In some states, even if you purchase from an out-of-state ABLE plan, you can avoid the state tax burden on your ABLE account.
“Pennsylvania provides residents with’tax parity,’ which allows them to purchase the ABLE plan across states while maintaining Pennsylvania’s tax advantages,” said Paul Curley, director of 529 & ABLE Research. ISS market intelligence.
He said that you should check your state laws to review any potential state tax benefits related to the ABLE program, including tax parity.
It is important to note that for state and federal income taxes, all these tax savings have a caveat: it only applies if you withdraw funds for eligible disability expenses.
What are eligible disability expenses?
With a traditional 529 account, as long as you use the withdrawals for qualified expenses related to higher education, or in rare cases for K-12 education, you do not need to pay interest.
ABLE accounts are different. Although you can use the money saved in this account for higher education, the list of eligible disability expenses is much more reliable. Almost everything related to the life of the disabled can be counted as eligible disability expenses for the ABLE account, including but not limited to:
- Housing expenses
- Employment training and support
- Assistive technology
- Personal support services
- Health care costs
- Prevention and health
- Financial Management Service
- Administrative Service
- lawyer fee
- Funeral expenses
- Other basic living expenses
Who can open an ABLE account?
Currently, if you have a certificate of disability from the Social Security Administration and you are under 26 years of age at the time of illness, you are eligible to open your own ABLE account. If your disabled child meets these same requirements, you can also open an ABLE account on their behalf.
Eligible individuals do not have to receive Supplemental Security Income (SSI) or any other benefits to be eligible.
Legislative efforts to expand qualifications
The age requirement for ABLE accounts is problematic because many disabilities do not appear until later in life. In addition, 25% of American adults become disabled between the age of 20 and the traditional retirement age. Because of these facts, legislative work is working hard to raise the age.
The standard annual contribution limit for an ABLE account is $15,000. Anyone can contribute to this maximum-disabled people, family members, friends, etc.
By 2025, adults with disabilities who are allowed to work through the ABLE to Work Act will almost double their contributions to the ABLE account.
According to the regulations of the US Internal Revenue Service, any income from your work can be deposited into the ABLE account, up to the federal poverty level. By 2021, this means that in addition to the standard contribution limit of $15,000, qualified individual residents in 48 adjacent states can contribute an additional $12,880 from their work income. This brings the total annual contribution of most states to a maximum of $27,880.

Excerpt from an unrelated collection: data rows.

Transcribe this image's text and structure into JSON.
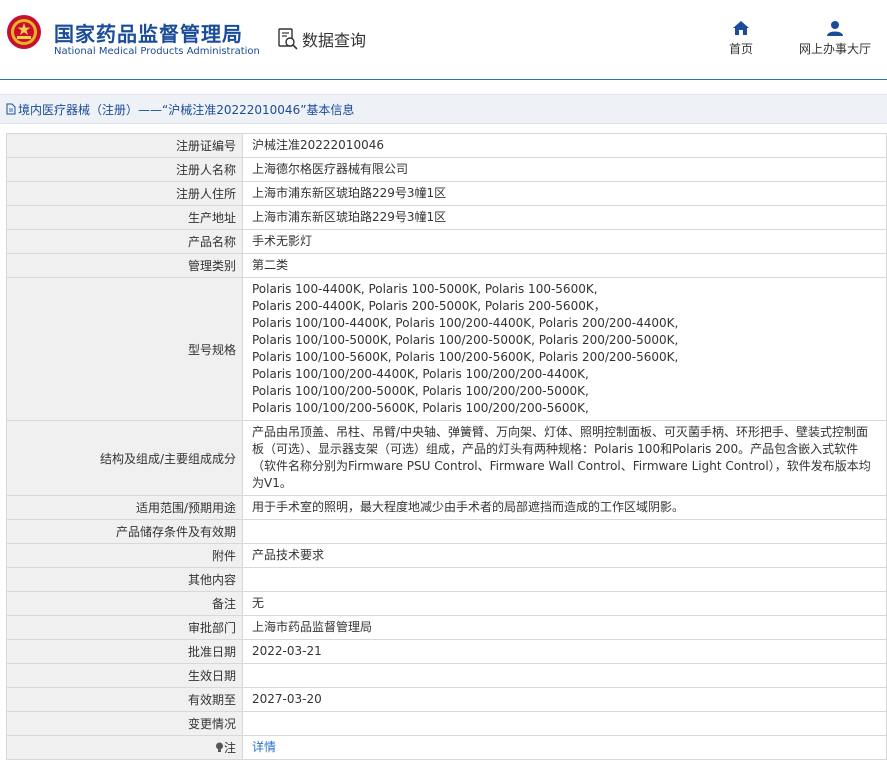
{
  "header": {
    "title_cn": "国家药品监督管理局",
    "title_en": "National Medical Products Administration",
    "query_label": "数据查询",
    "nav": [
      {
        "label": "首页",
        "icon": "home-icon"
      },
      {
        "label": "网上办事大厅",
        "icon": "user-icon"
      }
    ]
  },
  "breadcrumb": {
    "text": "境内医疗器械（注册）——“沪械注准20222010046”基本信息"
  },
  "colors": {
    "brand": "#1a4c99",
    "link": "#2b74c7",
    "label_bg": "#f0f0f0"
  },
  "table": {
    "reg_no_label": "注册证编号",
    "reg_no": "沪械注准20222010046",
    "registrant_label": "注册人名称",
    "registrant": "上海德尔格医疗器械有限公司",
    "registrant_addr_label": "注册人住所",
    "registrant_addr": "上海市浦东新区琥珀路229号3幢1区",
    "production_addr_label": "生产地址",
    "production_addr": "上海市浦东新区琥珀路229号3幢1区",
    "product_name_label": "产品名称",
    "product_name": "手术无影灯",
    "category_label": "管理类别",
    "category": "第二类",
    "model_label": "型号规格",
    "model_lines": [
      "Polaris 100-4400K, Polaris 100-5000K, Polaris 100-5600K,",
      "Polaris 200-4400K, Polaris 200-5000K, Polaris 200-5600K，",
      "Polaris 100/100-4400K, Polaris 100/200-4400K, Polaris 200/200-4400K,",
      "Polaris 100/100-5000K, Polaris 100/200-5000K, Polaris 200/200-5000K,",
      "Polaris 100/100-5600K, Polaris 100/200-5600K, Polaris 200/200-5600K,",
      "Polaris 100/100/200-4400K, Polaris 100/200/200-4400K,",
      "Polaris 100/100/200-5000K, Polaris 100/200/200-5000K,",
      "Polaris 100/100/200-5600K, Polaris 100/200/200-5600K,"
    ],
    "structure_label": "结构及组成/主要组成成分",
    "structure_lines": [
      "产品由吊顶盖、吊柱、吊臂/中央轴、弹簧臂、万向架、灯体、照明控制面板、可灭菌手柄、环形把手、壁装式控制面",
      "板（可选）、显示器支架（可选）组成，产品的灯头有两种规格：Polaris 100和Polaris 200。产品包含嵌入式软件",
      "（软件名称分别为Firmware PSU Control、Firmware Wall Control、Firmware Light Control），软件发布版本均",
      "为V1。"
    ],
    "scope_label": "适用范围/预期用途",
    "scope": "用于手术室的照明，最大程度地减少由手术者的局部遮挡而造成的工作区域阴影。",
    "storage_label": "产品储存条件及有效期",
    "storage": "",
    "attachment_label": "附件",
    "attachment": "产品技术要求",
    "other_label": "其他内容",
    "other": "",
    "remark_label": "备注",
    "remark": "无",
    "dept_label": "审批部门",
    "dept": "上海市药品监督管理局",
    "approval_date_label": "批准日期",
    "approval_date": "2022-03-21",
    "effective_date_label": "生效日期",
    "effective_date": "",
    "valid_until_label": "有效期至",
    "valid_until": "2027-03-20",
    "change_label": "变更情况",
    "change": "",
    "note_label": "注",
    "note_link": "详情"
  }
}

“Although ABLE to Work will end in 2025, many advocates and stakeholders are focused on expanding the ABLE to Work clause,” Curley said.
Avoid Medicaid returns

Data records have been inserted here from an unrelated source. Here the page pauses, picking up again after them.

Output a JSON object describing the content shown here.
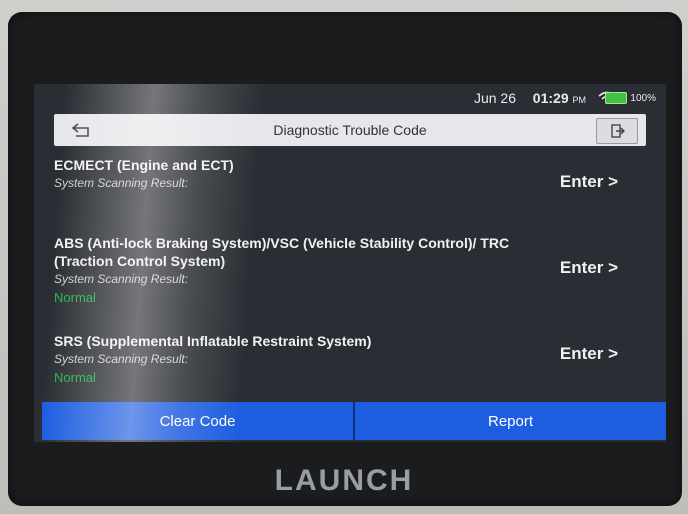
{
  "status_bar": {
    "date": "Jun 26",
    "time": "01:29",
    "ampm": "PM",
    "battery": "100%"
  },
  "header": {
    "title": "Diagnostic Trouble Code"
  },
  "systems": [
    {
      "name": "ECMECT (Engine and ECT)",
      "result_label": "System Scanning Result:",
      "result_value": "",
      "enter_label": "Enter >"
    },
    {
      "name": "ABS (Anti-lock Braking System)/VSC (Vehicle Stability Control)/ TRC (Traction Control System)",
      "result_label": "System Scanning Result:",
      "result_value": "Normal",
      "enter_label": "Enter >"
    },
    {
      "name": "SRS (Supplemental Inflatable Restraint System)",
      "result_label": "System Scanning Result:",
      "result_value": "Normal",
      "enter_label": "Enter >"
    }
  ],
  "actions": {
    "clear_code": "Clear Code",
    "report": "Report"
  },
  "brand": "LAUNCH",
  "colors": {
    "accent_blue": "#1e5de0",
    "normal_green": "#27b34a",
    "screen_bg": "#2a2d33"
  }
}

When the beneficiary dies, any funds remaining in the ABLE account balance can be used for funeral expenses. In many states, any balance in the beneficiary’s ABLE account after taking into account the funeral expenses will be paid to the state to repay Medicaid’s expenses.
Compare at the ABLE National Resource Center

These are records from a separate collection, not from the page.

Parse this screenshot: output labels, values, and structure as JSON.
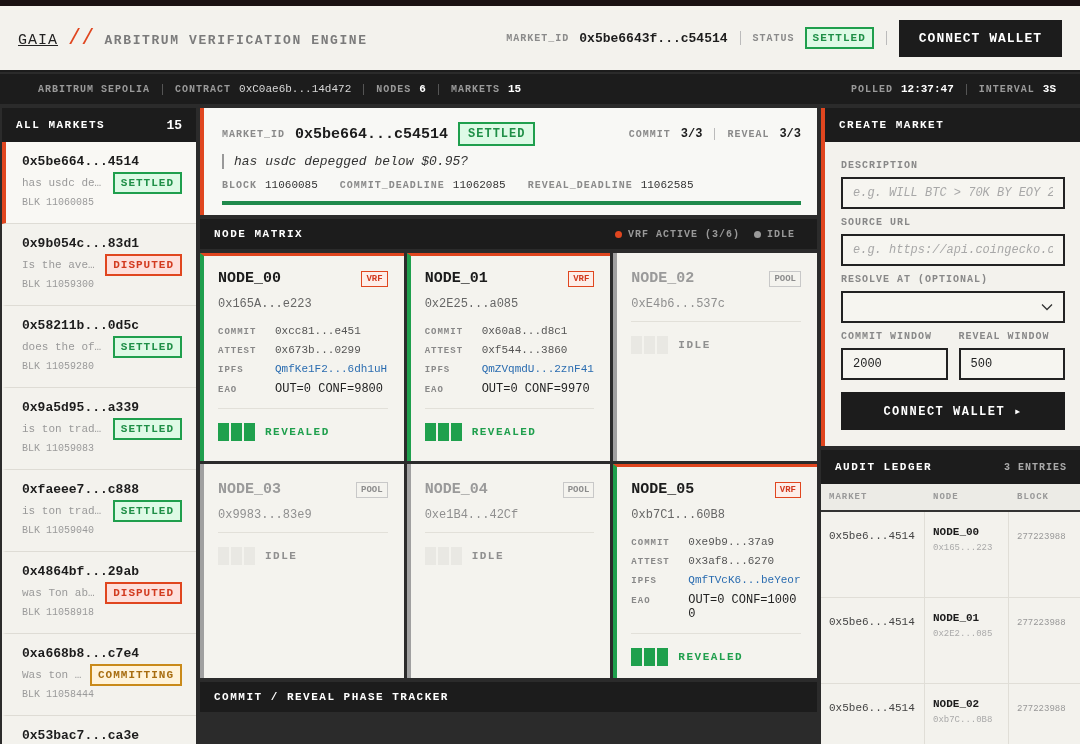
{
  "header": {
    "brand": "GAIA",
    "separator": "//",
    "subtitle": "ARBITRUM VERIFICATION ENGINE",
    "market_id_label": "MARKET_ID",
    "market_id": "0x5be6643f...c54514",
    "status_label": "STATUS",
    "status": {
      "label": "SETTLED",
      "kind": "settled"
    },
    "connect_button": "CONNECT WALLET"
  },
  "status_bar": {
    "left": [
      {
        "label": "ARBITRUM SEPOLIA"
      },
      {
        "label": "CONTRACT",
        "value": "0xC0ae6b...14d472",
        "strong": false
      },
      {
        "label": "NODES",
        "value": "6",
        "strong": true
      },
      {
        "label": "MARKETS",
        "value": "15",
        "strong": true
      }
    ],
    "right": [
      {
        "label": "POLLED",
        "value": "12:37:47",
        "strong": true
      },
      {
        "label": "INTERVAL",
        "value": "3S",
        "strong": true
      }
    ]
  },
  "markets": {
    "title": "ALL MARKETS",
    "count": "15",
    "items": [
      {
        "id": "0x5be664...4514",
        "desc": "has usdc de…",
        "status": {
          "label": "SETTLED",
          "kind": "settled"
        },
        "block": "BLK 11060085",
        "selected": true
      },
      {
        "id": "0x9b054c...83d1",
        "desc": "Is the ave…",
        "status": {
          "label": "DISPUTED",
          "kind": "disputed"
        },
        "block": "BLK 11059300",
        "selected": false
      },
      {
        "id": "0x58211b...0d5c",
        "desc": "does the of…",
        "status": {
          "label": "SETTLED",
          "kind": "settled"
        },
        "block": "BLK 11059280",
        "selected": false
      },
      {
        "id": "0x9a5d95...a339",
        "desc": "is ton trad…",
        "status": {
          "label": "SETTLED",
          "kind": "settled"
        },
        "block": "BLK 11059083",
        "selected": false
      },
      {
        "id": "0xfaeee7...c888",
        "desc": "is ton trad…",
        "status": {
          "label": "SETTLED",
          "kind": "settled"
        },
        "block": "BLK 11059040",
        "selected": false
      },
      {
        "id": "0x4864bf...29ab",
        "desc": "was Ton ab…",
        "status": {
          "label": "DISPUTED",
          "kind": "disputed"
        },
        "block": "BLK 11058918",
        "selected": false
      },
      {
        "id": "0xa668b8...c7e4",
        "desc": "Was ton …",
        "status": {
          "label": "COMMITTING",
          "kind": "committing"
        },
        "block": "BLK 11058444",
        "selected": false
      },
      {
        "id": "0x53bac7...ca3e",
        "selected": false
      }
    ]
  },
  "market_detail": {
    "id_label": "MARKET_ID",
    "id": "0x5be664...c54514",
    "status": {
      "label": "SETTLED",
      "kind": "settled"
    },
    "commit_label": "COMMIT",
    "commit": "3/3",
    "reveal_label": "REVEAL",
    "reveal": "3/3",
    "question": "has usdc depegged below $0.95?",
    "facts": [
      {
        "label": "BLOCK",
        "value": "11060085"
      },
      {
        "label": "COMMIT_DEADLINE",
        "value": "11062085"
      },
      {
        "label": "REVEAL_DEADLINE",
        "value": "11062585"
      }
    ],
    "progress": {
      "level": 1
    }
  },
  "node_matrix": {
    "title": "NODE MATRIX",
    "legend": [
      {
        "label": "VRF ACTIVE (3/6)",
        "color": "#e0461f"
      },
      {
        "label": "IDLE",
        "color": "#9a9a9a"
      }
    ],
    "nodes": [
      {
        "name": "NODE_00",
        "kind": "vrf",
        "badge": "VRF",
        "address": "0x165A...e223",
        "fields": [
          {
            "label": "COMMIT",
            "value": "0xcc81...e451",
            "kind": "hash"
          },
          {
            "label": "ATTEST",
            "value": "0x673b...0299",
            "kind": "hash"
          },
          {
            "label": "IPFS",
            "value": "QmfKe1F2...6dh1uH",
            "kind": "link"
          },
          {
            "label": "EAO",
            "value": "OUT=0 CONF=9800",
            "kind": "plain"
          }
        ],
        "state": "REVEALED"
      },
      {
        "name": "NODE_01",
        "kind": "vrf",
        "badge": "VRF",
        "address": "0x2E25...a085",
        "fields": [
          {
            "label": "COMMIT",
            "value": "0x60a8...d8c1",
            "kind": "hash"
          },
          {
            "label": "ATTEST",
            "value": "0xf544...3860",
            "kind": "hash"
          },
          {
            "label": "IPFS",
            "value": "QmZVqmdU...2znF41",
            "kind": "link"
          },
          {
            "label": "EAO",
            "value": "OUT=0 CONF=9970",
            "kind": "plain"
          }
        ],
        "state": "REVEALED"
      },
      {
        "name": "NODE_02",
        "kind": "pool",
        "badge": "POOL",
        "address": "0xE4b6...537c",
        "state": "IDLE"
      },
      {
        "name": "NODE_03",
        "kind": "pool",
        "badge": "POOL",
        "address": "0x9983...83e9",
        "state": "IDLE"
      },
      {
        "name": "NODE_04",
        "kind": "pool",
        "badge": "POOL",
        "address": "0xe1B4...42Cf",
        "state": "IDLE"
      },
      {
        "name": "NODE_05",
        "kind": "vrf",
        "badge": "VRF",
        "address": "0xb7C1...60B8",
        "fields": [
          {
            "label": "COMMIT",
            "value": "0xe9b9...37a9",
            "kind": "hash"
          },
          {
            "label": "ATTEST",
            "value": "0x3af8...6270",
            "kind": "hash"
          },
          {
            "label": "IPFS",
            "value": "QmfTVcK6...beYeor",
            "kind": "link"
          },
          {
            "label": "EAO",
            "value": "OUT=0 CONF=10000",
            "kind": "plain"
          }
        ],
        "state": "REVEALED"
      }
    ]
  },
  "phase_tracker": {
    "title": "COMMIT / REVEAL PHASE TRACKER"
  },
  "create_market": {
    "title": "CREATE MARKET",
    "description": {
      "label": "DESCRIPTION",
      "placeholder": "e.g. WILL BTC > 70K BY EOY 2"
    },
    "source_url": {
      "label": "SOURCE URL",
      "placeholder": "e.g. https://api.coingecko.c"
    },
    "resolve_at": {
      "label": "RESOLVE AT (OPTIONAL)"
    },
    "commit_window": {
      "label": "COMMIT WINDOW",
      "value": "2000"
    },
    "reveal_window": {
      "label": "REVEAL WINDOW",
      "value": "500"
    },
    "button": "CONNECT WALLET ▸"
  },
  "audit_ledger": {
    "title": "AUDIT LEDGER",
    "count": "3 ENTRIES",
    "columns": [
      "MARKET",
      "NODE",
      "BLOCK"
    ],
    "rows": [
      {
        "market": "0x5be6...4514",
        "node": "NODE_00",
        "node_address": "0x165...223",
        "block": "277223988"
      },
      {
        "market": "0x5be6...4514",
        "node": "NODE_01",
        "node_address": "0x2E2...085",
        "block": "277223988"
      },
      {
        "market": "0x5be6...4514",
        "node": "NODE_02",
        "node_address": "0xb7C...0B8",
        "block": "277223988"
      }
    ]
  }
}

To date, more than 40 states have their own ABLE plans, and you can purchase plans across states.
When you decide which state’s ABLE account is best for you and your children, you need to consider any state tax incentives, state-level Medicaid return rules that require reimbursement of certain payments after death, and expenses.
“Most plans have annual or monthly account maintenance fees and investment-related expenses,” Curley explained. “Please note All Consider the cost of these two categories. “
If you want an easy way to compare plans and save money across states, you can use things like ABLE National Resource Center.
Pittsburgh writer Brynne Conroy is the founder of the Women’s Thrift blog and the author of “The Handbook of Feminist Finance.” She is a regular contributor to The Penny Hoarder.